** Opening Extracted material block **

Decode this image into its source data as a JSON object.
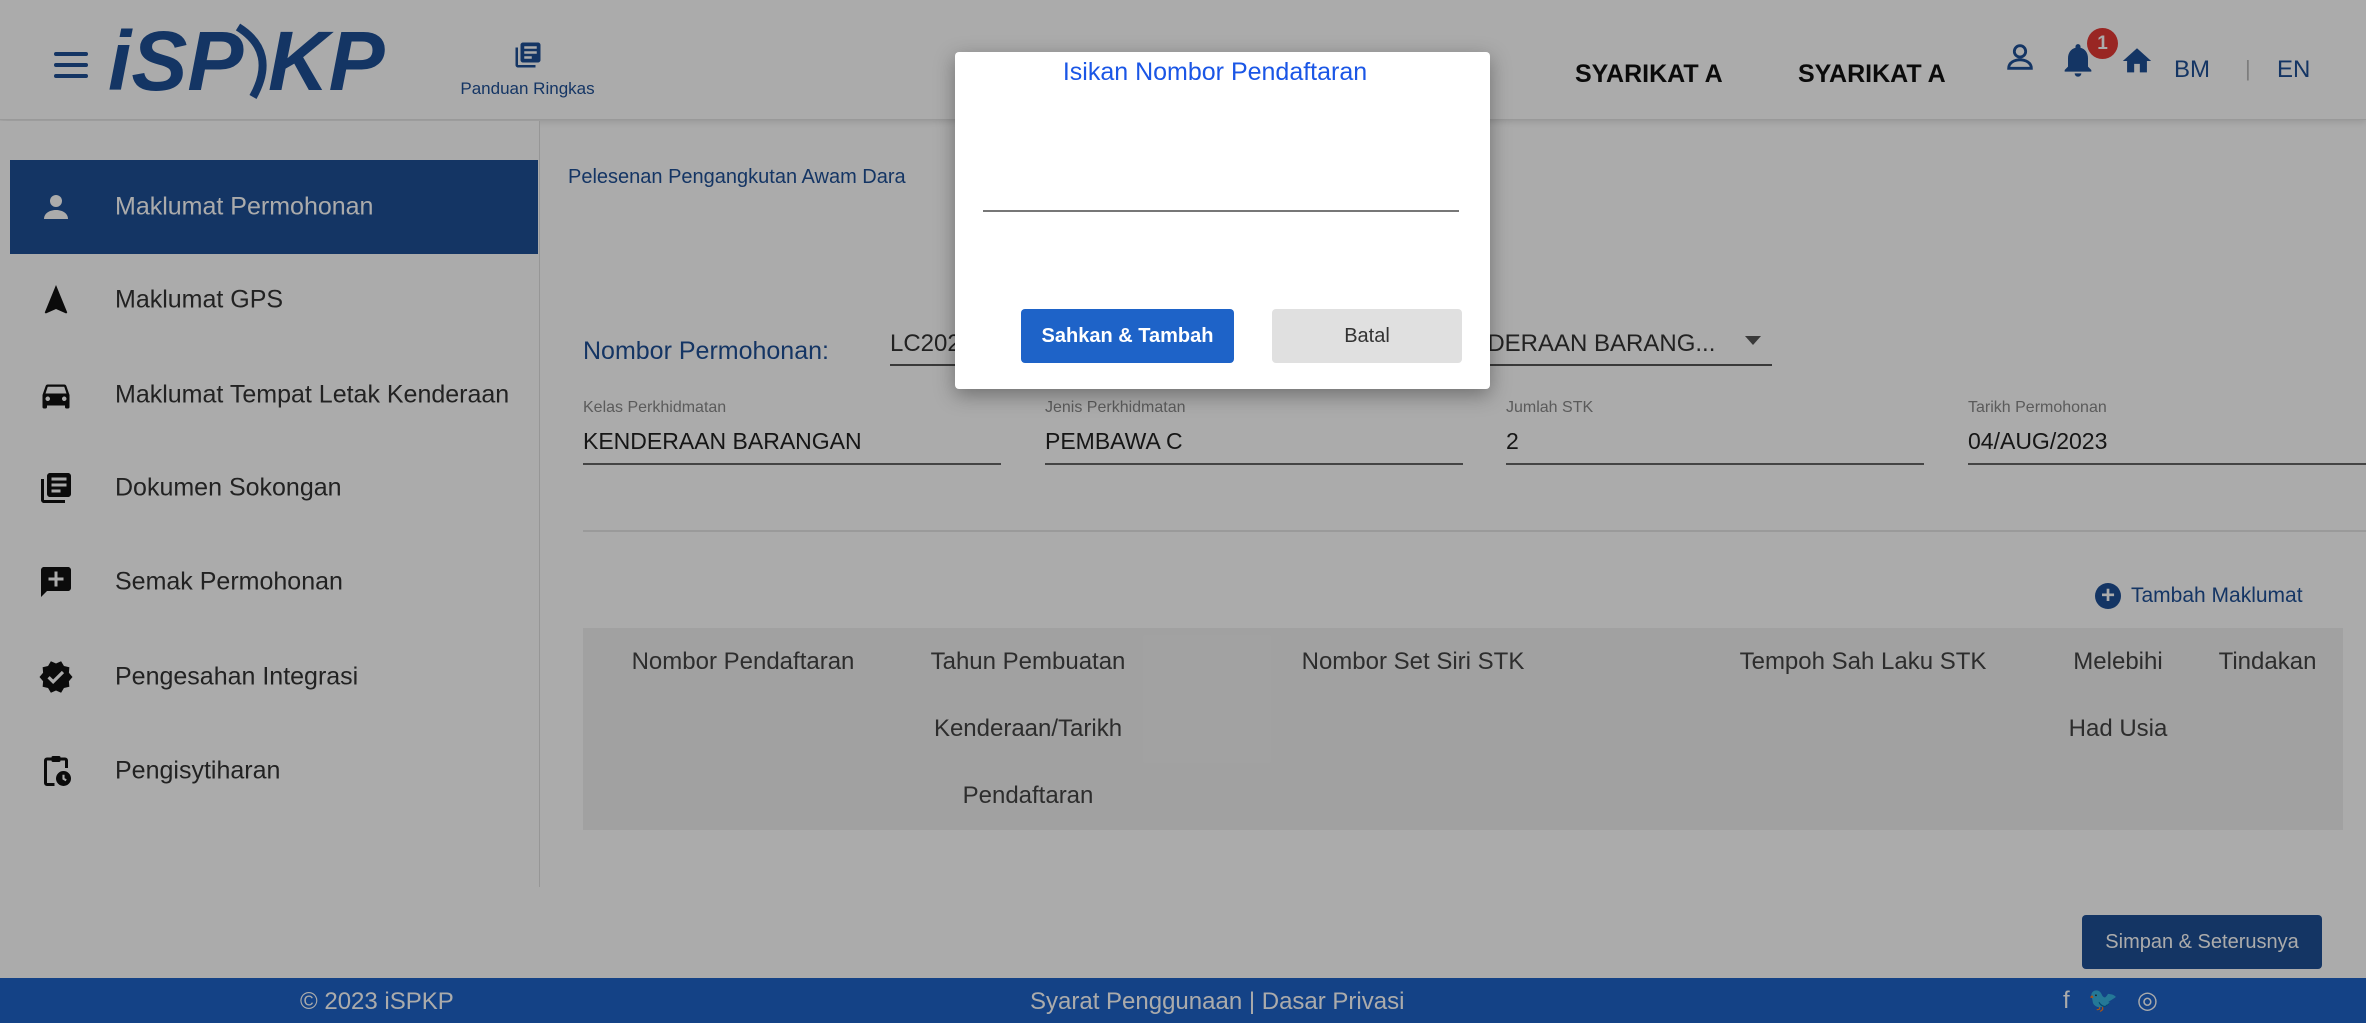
{
  "header": {
    "logo_text": "iSPKP",
    "guide_label": "Panduan Ringkas",
    "company_1": "SYARIKAT A",
    "company_2": "SYARIKAT A",
    "notification_count": "1",
    "lang_bm": "BM",
    "lang_sep": "|",
    "lang_en": "EN"
  },
  "sidebar": {
    "items": [
      {
        "label": "Maklumat Permohonan",
        "icon": "user-icon",
        "active": true
      },
      {
        "label": "Maklumat GPS",
        "icon": "navigation-arrow-icon"
      },
      {
        "label": "Maklumat Tempat Letak Kenderaan",
        "icon": "car-icon"
      },
      {
        "label": "Dokumen Sokongan",
        "icon": "documents-icon"
      },
      {
        "label": "Semak Permohonan",
        "icon": "review-icon"
      },
      {
        "label": "Pengesahan Integrasi",
        "icon": "verified-badge-icon"
      },
      {
        "label": "Pengisytiharan",
        "icon": "clipboard-clock-icon"
      }
    ]
  },
  "main": {
    "breadcrumb": "Pelesenan Pengangkutan Awam Dara",
    "application_label": "Nombor Permohonan:",
    "application_value": "LC202",
    "vehicle_select_value": "NDERAAN BARANG...",
    "fields": [
      {
        "label": "Kelas Perkhidmatan",
        "value": "KENDERAAN BARANGAN"
      },
      {
        "label": "Jenis Perkhidmatan",
        "value": "PEMBAWA C"
      },
      {
        "label": "Jumlah STK",
        "value": "2"
      },
      {
        "label": "Tarikh Permohonan",
        "value": "04/AUG/2023"
      }
    ],
    "add_info_label": "Tambah Maklumat",
    "table_headers": {
      "reg_no": "Nombor Pendaftaran",
      "year_line1": "Tahun Pembuatan",
      "year_line2": "Kenderaan/Tarikh",
      "year_line3": "Pendaftaran",
      "set_no": "Nombor Set Siri STK",
      "validity": "Tempoh Sah Laku STK",
      "over_line1": "Melebihi",
      "over_line2": "Had Usia",
      "action": "Tindakan"
    },
    "save_next_label": "Simpan & Seterusnya"
  },
  "footer": {
    "copyright": "© 2023 iSPKP",
    "links": "Syarat Penggunaan | Dasar Privasi",
    "social": "f 🐦 ◎"
  },
  "dialog": {
    "title": "Isikan Nombor Pendaftaran",
    "input_value": "",
    "confirm_label": "Sahkan & Tambah",
    "cancel_label": "Batal"
  },
  "colors": {
    "primary": "#1e4f96",
    "footer": "#1e63c8",
    "dialog_title": "#1a56e6",
    "badge": "#e53935"
  }
}
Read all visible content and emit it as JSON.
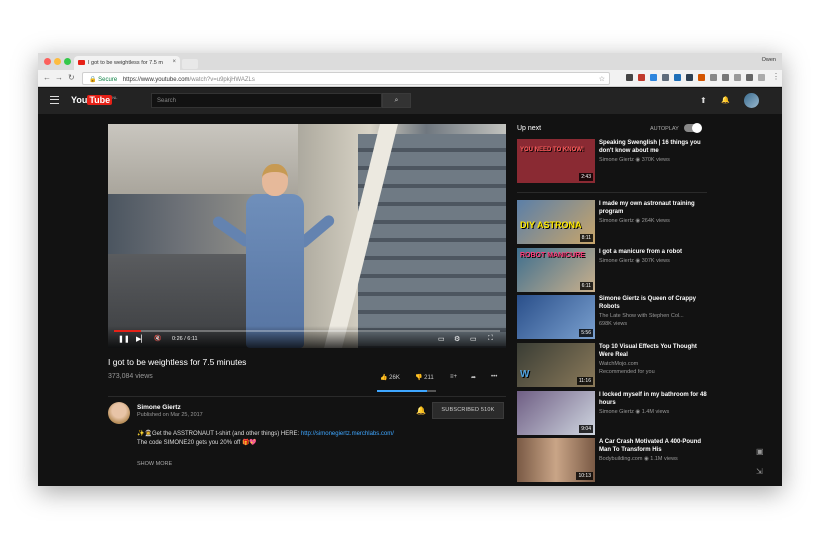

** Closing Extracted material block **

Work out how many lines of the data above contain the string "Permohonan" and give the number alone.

4